Ensuring that Navy remains focused on all aspects of diversity is a key priority for the Chief of Navy, which is why he has recently appointed a Strategic Advisor on Islamic Cultural Affairs.
Captain Mona Shindy, RAN who heads up the Guided Missile Frigate System Program Office (FFGSPO) accepted the position in March 2013 and has welcomed the opportunity to create better understanding amongst Defence members and the wider Islamic community.
“This is an exciting time for Navy and I think we have a real chance to open a lot of peoples’ eyes and encourage discussion on issues from different lenses of view.”
“Throughout my life I’ve often felt like a bridge straddling communities. I hope this new position will help close this divide for the good of all,” said Captain Shindy.
Currently there are 15 Muslims serving in Navy and 88 employed across the ADF, a figure that Captain Shindy aims to increase.
“These numbers are quite small, which shows that perhaps a career in the ADF is not part of the thinking of the Australian Islamic community.”
Vice Admiral Griggs said he was very pleased that Captain Shindy had agreed to work directly for him on this critical issue.
"It is not just about recruitment, but about enhancing the diversity and capability of the Navy and gaining a much deeper understanding of many of the navies we work with on a regular basis," said Vice Admiral Griggs.
While the reasons for the lower representation of Muslims within Navy are yet to be identified, Captain Shindy says misunderstandings and misconceptions on both sides are probably playing a part.
“There may be a lack of confidence from members of the Islamic community in relation to whether or not they would be accepted as media reports on apparent “Muslim” activities are generally more negative than positive. My role will be to explore and dispel the myth that the behaviours of a few unsavoury characters operating on the fringes of a community somehow represent the values and principles of the whole,” said Captain Shindy.
“By starting the conversation, Navy will get a better understanding about Muslims’ attitudes and beliefs and about their compatibility with the ADF. Likewise, the Australian Muslim community will have greater opportunities to see the Navy in particular, and the ADF more broadly, as an employer of choice. From there we can see what can be done to tap into some of the talent that might be out there,” said Captain Shindy.
It’s not all about recruitment though with education firmly on the agenda.

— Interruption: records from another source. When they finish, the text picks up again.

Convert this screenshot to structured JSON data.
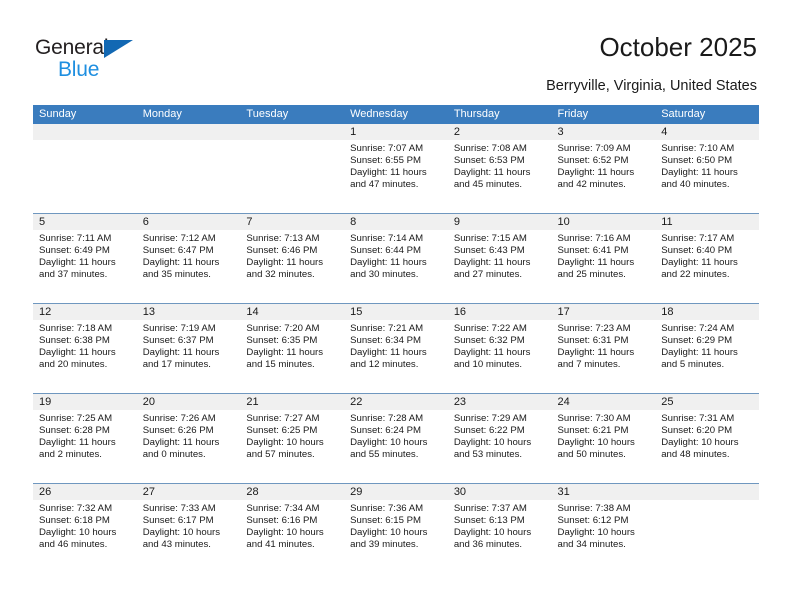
{
  "brand": {
    "name_top": "General",
    "name_bottom": "Blue",
    "accent_color": "#1268b3",
    "accent_color_light": "#1f8fe0"
  },
  "header": {
    "title": "October 2025",
    "subtitle": "Berryville, Virginia, United States"
  },
  "theme": {
    "header_row_bg": "#3a7cbe",
    "day_band_bg": "#f0f0f0",
    "row_divider": "#6f97bf",
    "text": "#1a1a1a"
  },
  "weekdays": [
    "Sunday",
    "Monday",
    "Tuesday",
    "Wednesday",
    "Thursday",
    "Friday",
    "Saturday"
  ],
  "labels": {
    "sunrise_prefix": "Sunrise:",
    "sunset_prefix": "Sunset:",
    "daylight_prefix": "Daylight:"
  },
  "weeks": [
    [
      {
        "day": "",
        "sunrise": "",
        "sunset": "",
        "daylight": ""
      },
      {
        "day": "",
        "sunrise": "",
        "sunset": "",
        "daylight": ""
      },
      {
        "day": "",
        "sunrise": "",
        "sunset": "",
        "daylight": ""
      },
      {
        "day": "1",
        "sunrise": "Sunrise: 7:07 AM",
        "sunset": "Sunset: 6:55 PM",
        "daylight": "Daylight: 11 hours and 47 minutes."
      },
      {
        "day": "2",
        "sunrise": "Sunrise: 7:08 AM",
        "sunset": "Sunset: 6:53 PM",
        "daylight": "Daylight: 11 hours and 45 minutes."
      },
      {
        "day": "3",
        "sunrise": "Sunrise: 7:09 AM",
        "sunset": "Sunset: 6:52 PM",
        "daylight": "Daylight: 11 hours and 42 minutes."
      },
      {
        "day": "4",
        "sunrise": "Sunrise: 7:10 AM",
        "sunset": "Sunset: 6:50 PM",
        "daylight": "Daylight: 11 hours and 40 minutes."
      }
    ],
    [
      {
        "day": "5",
        "sunrise": "Sunrise: 7:11 AM",
        "sunset": "Sunset: 6:49 PM",
        "daylight": "Daylight: 11 hours and 37 minutes."
      },
      {
        "day": "6",
        "sunrise": "Sunrise: 7:12 AM",
        "sunset": "Sunset: 6:47 PM",
        "daylight": "Daylight: 11 hours and 35 minutes."
      },
      {
        "day": "7",
        "sunrise": "Sunrise: 7:13 AM",
        "sunset": "Sunset: 6:46 PM",
        "daylight": "Daylight: 11 hours and 32 minutes."
      },
      {
        "day": "8",
        "sunrise": "Sunrise: 7:14 AM",
        "sunset": "Sunset: 6:44 PM",
        "daylight": "Daylight: 11 hours and 30 minutes."
      },
      {
        "day": "9",
        "sunrise": "Sunrise: 7:15 AM",
        "sunset": "Sunset: 6:43 PM",
        "daylight": "Daylight: 11 hours and 27 minutes."
      },
      {
        "day": "10",
        "sunrise": "Sunrise: 7:16 AM",
        "sunset": "Sunset: 6:41 PM",
        "daylight": "Daylight: 11 hours and 25 minutes."
      },
      {
        "day": "11",
        "sunrise": "Sunrise: 7:17 AM",
        "sunset": "Sunset: 6:40 PM",
        "daylight": "Daylight: 11 hours and 22 minutes."
      }
    ],
    [
      {
        "day": "12",
        "sunrise": "Sunrise: 7:18 AM",
        "sunset": "Sunset: 6:38 PM",
        "daylight": "Daylight: 11 hours and 20 minutes."
      },
      {
        "day": "13",
        "sunrise": "Sunrise: 7:19 AM",
        "sunset": "Sunset: 6:37 PM",
        "daylight": "Daylight: 11 hours and 17 minutes."
      },
      {
        "day": "14",
        "sunrise": "Sunrise: 7:20 AM",
        "sunset": "Sunset: 6:35 PM",
        "daylight": "Daylight: 11 hours and 15 minutes."
      },
      {
        "day": "15",
        "sunrise": "Sunrise: 7:21 AM",
        "sunset": "Sunset: 6:34 PM",
        "daylight": "Daylight: 11 hours and 12 minutes."
      },
      {
        "day": "16",
        "sunrise": "Sunrise: 7:22 AM",
        "sunset": "Sunset: 6:32 PM",
        "daylight": "Daylight: 11 hours and 10 minutes."
      },
      {
        "day": "17",
        "sunrise": "Sunrise: 7:23 AM",
        "sunset": "Sunset: 6:31 PM",
        "daylight": "Daylight: 11 hours and 7 minutes."
      },
      {
        "day": "18",
        "sunrise": "Sunrise: 7:24 AM",
        "sunset": "Sunset: 6:29 PM",
        "daylight": "Daylight: 11 hours and 5 minutes."
      }
    ],
    [
      {
        "day": "19",
        "sunrise": "Sunrise: 7:25 AM",
        "sunset": "Sunset: 6:28 PM",
        "daylight": "Daylight: 11 hours and 2 minutes."
      },
      {
        "day": "20",
        "sunrise": "Sunrise: 7:26 AM",
        "sunset": "Sunset: 6:26 PM",
        "daylight": "Daylight: 11 hours and 0 minutes."
      },
      {
        "day": "21",
        "sunrise": "Sunrise: 7:27 AM",
        "sunset": "Sunset: 6:25 PM",
        "daylight": "Daylight: 10 hours and 57 minutes."
      },
      {
        "day": "22",
        "sunrise": "Sunrise: 7:28 AM",
        "sunset": "Sunset: 6:24 PM",
        "daylight": "Daylight: 10 hours and 55 minutes."
      },
      {
        "day": "23",
        "sunrise": "Sunrise: 7:29 AM",
        "sunset": "Sunset: 6:22 PM",
        "daylight": "Daylight: 10 hours and 53 minutes."
      },
      {
        "day": "24",
        "sunrise": "Sunrise: 7:30 AM",
        "sunset": "Sunset: 6:21 PM",
        "daylight": "Daylight: 10 hours and 50 minutes."
      },
      {
        "day": "25",
        "sunrise": "Sunrise: 7:31 AM",
        "sunset": "Sunset: 6:20 PM",
        "daylight": "Daylight: 10 hours and 48 minutes."
      }
    ],
    [
      {
        "day": "26",
        "sunrise": "Sunrise: 7:32 AM",
        "sunset": "Sunset: 6:18 PM",
        "daylight": "Daylight: 10 hours and 46 minutes."
      },
      {
        "day": "27",
        "sunrise": "Sunrise: 7:33 AM",
        "sunset": "Sunset: 6:17 PM",
        "daylight": "Daylight: 10 hours and 43 minutes."
      },
      {
        "day": "28",
        "sunrise": "Sunrise: 7:34 AM",
        "sunset": "Sunset: 6:16 PM",
        "daylight": "Daylight: 10 hours and 41 minutes."
      },
      {
        "day": "29",
        "sunrise": "Sunrise: 7:36 AM",
        "sunset": "Sunset: 6:15 PM",
        "daylight": "Daylight: 10 hours and 39 minutes."
      },
      {
        "day": "30",
        "sunrise": "Sunrise: 7:37 AM",
        "sunset": "Sunset: 6:13 PM",
        "daylight": "Daylight: 10 hours and 36 minutes."
      },
      {
        "day": "31",
        "sunrise": "Sunrise: 7:38 AM",
        "sunset": "Sunset: 6:12 PM",
        "daylight": "Daylight: 10 hours and 34 minutes."
      },
      {
        "day": "",
        "sunrise": "",
        "sunset": "",
        "daylight": ""
      }
    ]
  ]
}
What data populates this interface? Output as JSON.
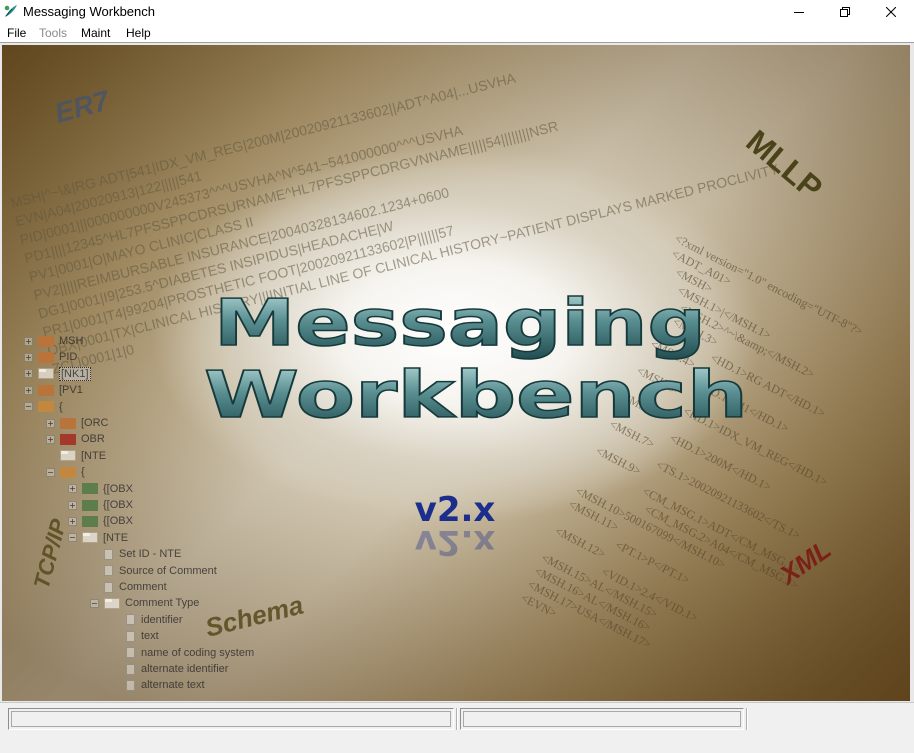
{
  "window": {
    "title": "Messaging Workbench",
    "icon": "app-feather-icon"
  },
  "menu": [
    {
      "label": "File",
      "enabled": true
    },
    {
      "label": "Tools",
      "enabled": false
    },
    {
      "label": "Maint",
      "enabled": true
    },
    {
      "label": "Help",
      "enabled": true
    }
  ],
  "splash": {
    "title_line1": "Messaging",
    "title_line2": "Workbench",
    "version": "v2.x",
    "labels": {
      "er7": "ER7",
      "mllp": "MLLP",
      "xml": "XML",
      "tcpip": "TCP/IP",
      "schema": "Schema"
    },
    "er7_lines": [
      "MSH|^~\\&|RG ADT|541|IDX_VM_REG|200M|20020921133602||ADT^A04|...USVHA",
      "EVN|A04|20020913|122|||||541",
      "PID|0001|||000000000V245373^^^USVHA^N^541~541000000^^^USVHA",
      "PD1||||12345^HL7PFSSPPCDRSURNAME^HL7PFSSPPCDRGVNNAME|||||54||||||||NSR",
      "PV1|0001|O|MAYO CLINIC|CLASS II",
      "PV2|||||REIMBURSABLE INSURANCE|20040328134602.1234+0600",
      "DG1|0001|I9|253.5^DIABETES INSIPIDUS|HEADACHE|W",
      "PR1|0001|T4|99204|PROSTHETIC FOOT|20020921133602|P||||||57",
      "OBX|0001|TX|CLINICAL HISTORY|||INITIAL LINE OF CLINICAL HISTORY~PATIENT DISPLAYS MARKED PROCLIVITY",
      "ZCL|0001|1|0"
    ],
    "xml_lines": [
      "<?xml version=\"1.0\" encoding=\"UTF-8\"?>",
      "<ADT_A01>",
      "<MSH>",
      "<MSH.1>|</MSH.1>",
      "<MSH.2>^~\\&amp;</MSH.2>",
      "<MSH.3>",
      "<HD.1>RG ADT</HD.1>",
      "<MSH.4>",
      "<HD.1>541</HD.1>",
      "<MSH.5>",
      "<HD.1>IDX_VM_REG</HD.1>",
      "<MSH.6>",
      "<HD.1>200M</HD.1>",
      "<MSH.7>",
      "<TS.1>20020921133602</TS.1>",
      "<MSH.9>",
      "<CM_MSG.1>ADT</CM_MSG.1>",
      "<CM_MSG.2>A04</CM_MSG.2>",
      "<MSH.10>500167099</MSH.10>",
      "<MSH.11>",
      "<PT.1>P</PT.1>",
      "<MSH.12>",
      "<VID.1>2.4</VID.1>",
      "<MSH.15>AL</MSH.15>",
      "<MSH.16>AL</MSH.16>",
      "<MSH.17>USA</MSH.17>",
      "<EVN>"
    ]
  },
  "tree": [
    {
      "label": "MSH",
      "depth": 0,
      "expander": "plus",
      "icon": "folder-orange"
    },
    {
      "label": "PID",
      "depth": 0,
      "expander": "plus",
      "icon": "folder-orange"
    },
    {
      "label": "[NK1]",
      "depth": 0,
      "expander": "plus",
      "icon": "folder-white",
      "selected": true
    },
    {
      "label": "[PV1",
      "depth": 0,
      "expander": "plus",
      "icon": "folder-orange"
    },
    {
      "label": "{",
      "depth": 0,
      "expander": "minus",
      "icon": "folder-open"
    },
    {
      "label": "[ORC",
      "depth": 1,
      "expander": "plus",
      "icon": "folder-orange"
    },
    {
      "label": "OBR",
      "depth": 1,
      "expander": "plus",
      "icon": "folder-red"
    },
    {
      "label": "[NTE",
      "depth": 1,
      "expander": "none",
      "icon": "folder-white"
    },
    {
      "label": "{",
      "depth": 1,
      "expander": "minus",
      "icon": "folder-open"
    },
    {
      "label": "{[OBX",
      "depth": 2,
      "expander": "plus",
      "icon": "folder-green"
    },
    {
      "label": "{[OBX",
      "depth": 2,
      "expander": "plus",
      "icon": "folder-green"
    },
    {
      "label": "{[OBX",
      "depth": 2,
      "expander": "plus",
      "icon": "folder-green"
    },
    {
      "label": "[NTE",
      "depth": 2,
      "expander": "minus",
      "icon": "folder-white"
    },
    {
      "label": "Set ID - NTE",
      "depth": 3,
      "expander": "none",
      "icon": "doc"
    },
    {
      "label": "Source of Comment",
      "depth": 3,
      "expander": "none",
      "icon": "doc"
    },
    {
      "label": "Comment",
      "depth": 3,
      "expander": "none",
      "icon": "doc"
    },
    {
      "label": "Comment Type",
      "depth": 3,
      "expander": "minus",
      "icon": "folder-white"
    },
    {
      "label": "identifier",
      "depth": 4,
      "expander": "none",
      "icon": "doc"
    },
    {
      "label": "text",
      "depth": 4,
      "expander": "none",
      "icon": "doc"
    },
    {
      "label": "name of coding system",
      "depth": 4,
      "expander": "none",
      "icon": "doc"
    },
    {
      "label": "alternate identifier",
      "depth": 4,
      "expander": "none",
      "icon": "doc"
    },
    {
      "label": "alternate text",
      "depth": 4,
      "expander": "none",
      "icon": "doc"
    }
  ],
  "statusbar": {
    "panel1": "",
    "panel2": ""
  },
  "colors": {
    "title_text": "#2c5a5c",
    "version_text": "#1b2e8c",
    "xml_label": "#7a1a14",
    "mllp_label": "#4a4218",
    "schema_label": "#574a1c",
    "er7_label": "#4a5565"
  }
}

“As a Navy we frequently work with other navies that are predominantly Muslim. This is a chance to educate our people a little more about the way Muslim’s think about life in general. This will help us to engage and operate together better and form stronger ties,” said Captain Shindy.
Captain Shindy says the Navy is already well positioned to improve cultural sensitivity and has been embracing change for years.
“As a woman, as a Muslim and as an engineer I have had a box seat to seeing Navy evolve. During my 24 years in Defence there’s been a lot of change. Have there been challenges - yes absolutely. Has there been resistance by some individuals with certain views, yes but we are getting there. Navy today is much more inclusive and we’re moving in a much more positive direction day by day,” said Captain Shindy.
While the ADF already has broad policies which are inclusive of religious difference, there are some new initiatives already in train which will pull down some of the barriers. An example of this is the recent approval of Islamic attire as an option for Navy uniform.
“The introduction of the hijab and looser fitting uniforms as an option removes one barrier which could prevent a female of Islamic faith considering a career in Navy.
“This is a good example of Navy actively pursuing change and opening the door to people who may not have previously thought about joining the organisation because of perceived restrictions on dress,” said Captain Shindy.